▶ **Your objective**:
Each entry in the listing below should be returned precisely as it is.

▶ **Input data**:
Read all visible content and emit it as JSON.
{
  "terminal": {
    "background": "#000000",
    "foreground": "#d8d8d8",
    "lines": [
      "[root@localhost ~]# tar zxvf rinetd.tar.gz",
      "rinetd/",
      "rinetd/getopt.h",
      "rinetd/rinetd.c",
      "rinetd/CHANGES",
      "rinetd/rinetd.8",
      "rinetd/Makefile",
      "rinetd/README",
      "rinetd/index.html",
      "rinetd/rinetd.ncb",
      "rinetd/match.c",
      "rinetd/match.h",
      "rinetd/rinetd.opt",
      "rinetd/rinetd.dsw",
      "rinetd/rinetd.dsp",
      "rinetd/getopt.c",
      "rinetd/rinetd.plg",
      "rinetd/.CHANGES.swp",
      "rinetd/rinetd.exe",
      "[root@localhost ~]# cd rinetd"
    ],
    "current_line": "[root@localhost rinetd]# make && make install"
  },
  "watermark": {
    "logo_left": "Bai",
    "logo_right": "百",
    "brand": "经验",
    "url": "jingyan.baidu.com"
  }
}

▶ **Task output**:
Read all visible content and emit it as JSON.
{
  "terminal": {
    "background": "#000000",
    "foreground": "#d8d8d8",
    "lines": [
      "[root@localhost ~]# tar zxvf rinetd.tar.gz",
      "rinetd/",
      "rinetd/getopt.h",
      "rinetd/rinetd.c",
      "rinetd/CHANGES",
      "rinetd/rinetd.8",
      "rinetd/Makefile",
      "rinetd/README",
      "rinetd/index.html",
      "rinetd/rinetd.ncb",
      "rinetd/match.c",
      "rinetd/match.h",
      "rinetd/rinetd.opt",
      "rinetd/rinetd.dsw",
      "rinetd/rinetd.dsp",
      "rinetd/getopt.c",
      "rinetd/rinetd.plg",
      "rinetd/.CHANGES.swp",
      "rinetd/rinetd.exe",
      "[root@localhost ~]# cd rinetd"
    ],
    "current_line": "[root@localhost rinetd]# make && make install"
  },
  "watermark": {
    "logo_left": "Bai",
    "logo_right": "百",
    "brand": "经验",
    "url": "jingyan.baidu.com"
  }
}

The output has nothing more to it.